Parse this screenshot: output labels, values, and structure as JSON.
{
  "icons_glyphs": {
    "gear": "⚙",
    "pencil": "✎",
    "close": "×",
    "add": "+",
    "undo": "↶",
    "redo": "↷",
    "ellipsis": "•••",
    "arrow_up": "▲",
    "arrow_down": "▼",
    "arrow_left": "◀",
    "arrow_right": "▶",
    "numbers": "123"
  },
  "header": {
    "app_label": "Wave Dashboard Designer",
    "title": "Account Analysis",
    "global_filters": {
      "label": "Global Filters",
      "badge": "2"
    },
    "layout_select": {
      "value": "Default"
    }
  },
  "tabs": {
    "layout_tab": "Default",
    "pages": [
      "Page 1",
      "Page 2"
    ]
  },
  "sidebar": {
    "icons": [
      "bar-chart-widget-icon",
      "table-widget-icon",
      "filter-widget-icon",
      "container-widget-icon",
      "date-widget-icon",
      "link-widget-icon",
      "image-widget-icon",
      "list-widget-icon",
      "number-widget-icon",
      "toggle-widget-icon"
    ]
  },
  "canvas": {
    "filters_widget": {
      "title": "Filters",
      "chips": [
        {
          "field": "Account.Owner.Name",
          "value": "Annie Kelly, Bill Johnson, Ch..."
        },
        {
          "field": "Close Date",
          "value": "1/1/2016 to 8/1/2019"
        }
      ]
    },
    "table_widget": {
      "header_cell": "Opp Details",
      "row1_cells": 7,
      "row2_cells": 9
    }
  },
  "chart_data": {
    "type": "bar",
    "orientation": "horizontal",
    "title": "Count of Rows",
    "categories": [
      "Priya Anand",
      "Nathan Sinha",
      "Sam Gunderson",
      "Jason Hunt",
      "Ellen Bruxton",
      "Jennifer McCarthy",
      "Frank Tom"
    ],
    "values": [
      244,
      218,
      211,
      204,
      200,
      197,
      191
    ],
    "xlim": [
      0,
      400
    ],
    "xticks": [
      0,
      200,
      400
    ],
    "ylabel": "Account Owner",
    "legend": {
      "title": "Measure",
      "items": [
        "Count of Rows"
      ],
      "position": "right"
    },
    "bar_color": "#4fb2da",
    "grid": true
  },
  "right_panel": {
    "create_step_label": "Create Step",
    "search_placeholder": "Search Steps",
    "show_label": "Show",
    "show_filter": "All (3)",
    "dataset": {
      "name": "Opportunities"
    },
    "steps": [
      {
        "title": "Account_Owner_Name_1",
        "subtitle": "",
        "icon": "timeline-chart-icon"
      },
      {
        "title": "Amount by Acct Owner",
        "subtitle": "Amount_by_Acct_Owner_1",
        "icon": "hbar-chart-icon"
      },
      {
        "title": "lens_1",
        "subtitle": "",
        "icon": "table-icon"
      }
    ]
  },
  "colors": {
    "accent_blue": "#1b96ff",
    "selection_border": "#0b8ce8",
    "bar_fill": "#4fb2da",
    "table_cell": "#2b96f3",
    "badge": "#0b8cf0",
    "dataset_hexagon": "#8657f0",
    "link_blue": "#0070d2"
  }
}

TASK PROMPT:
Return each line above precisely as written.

RESULT OF THIS TASK:
Parse this screenshot: output labels, values, and structure as JSON.
{
  "icons_glyphs": {
    "gear": "⚙",
    "pencil": "✎",
    "close": "×",
    "add": "+",
    "undo": "↶",
    "redo": "↷",
    "ellipsis": "•••",
    "arrow_up": "▲",
    "arrow_down": "▼",
    "arrow_left": "◀",
    "arrow_right": "▶",
    "numbers": "123"
  },
  "header": {
    "app_label": "Wave Dashboard Designer",
    "title": "Account Analysis",
    "global_filters": {
      "label": "Global Filters",
      "badge": "2"
    },
    "layout_select": {
      "value": "Default"
    }
  },
  "tabs": {
    "layout_tab": "Default",
    "pages": [
      "Page 1",
      "Page 2"
    ]
  },
  "sidebar": {
    "icons": [
      "bar-chart-widget-icon",
      "table-widget-icon",
      "filter-widget-icon",
      "container-widget-icon",
      "date-widget-icon",
      "link-widget-icon",
      "image-widget-icon",
      "list-widget-icon",
      "number-widget-icon",
      "toggle-widget-icon"
    ]
  },
  "canvas": {
    "filters_widget": {
      "title": "Filters",
      "chips": [
        {
          "field": "Account.Owner.Name",
          "value": "Annie Kelly, Bill Johnson, Ch..."
        },
        {
          "field": "Close Date",
          "value": "1/1/2016 to 8/1/2019"
        }
      ]
    },
    "table_widget": {
      "header_cell": "Opp Details",
      "row1_cells": 7,
      "row2_cells": 9
    }
  },
  "chart_data": {
    "type": "bar",
    "orientation": "horizontal",
    "title": "Count of Rows",
    "categories": [
      "Priya Anand",
      "Nathan Sinha",
      "Sam Gunderson",
      "Jason Hunt",
      "Ellen Bruxton",
      "Jennifer McCarthy",
      "Frank Tom"
    ],
    "values": [
      244,
      218,
      211,
      204,
      200,
      197,
      191
    ],
    "xlim": [
      0,
      400
    ],
    "xticks": [
      0,
      200,
      400
    ],
    "ylabel": "Account Owner",
    "legend": {
      "title": "Measure",
      "items": [
        "Count of Rows"
      ],
      "position": "right"
    },
    "bar_color": "#4fb2da",
    "grid": true
  },
  "right_panel": {
    "create_step_label": "Create Step",
    "search_placeholder": "Search Steps",
    "show_label": "Show",
    "show_filter": "All (3)",
    "dataset": {
      "name": "Opportunities"
    },
    "steps": [
      {
        "title": "Account_Owner_Name_1",
        "subtitle": "",
        "icon": "timeline-chart-icon"
      },
      {
        "title": "Amount by Acct Owner",
        "subtitle": "Amount_by_Acct_Owner_1",
        "icon": "hbar-chart-icon"
      },
      {
        "title": "lens_1",
        "subtitle": "",
        "icon": "table-icon"
      }
    ]
  },
  "colors": {
    "accent_blue": "#1b96ff",
    "selection_border": "#0b8ce8",
    "bar_fill": "#4fb2da",
    "table_cell": "#2b96f3",
    "badge": "#0b8cf0",
    "dataset_hexagon": "#8657f0",
    "link_blue": "#0070d2"
  }
}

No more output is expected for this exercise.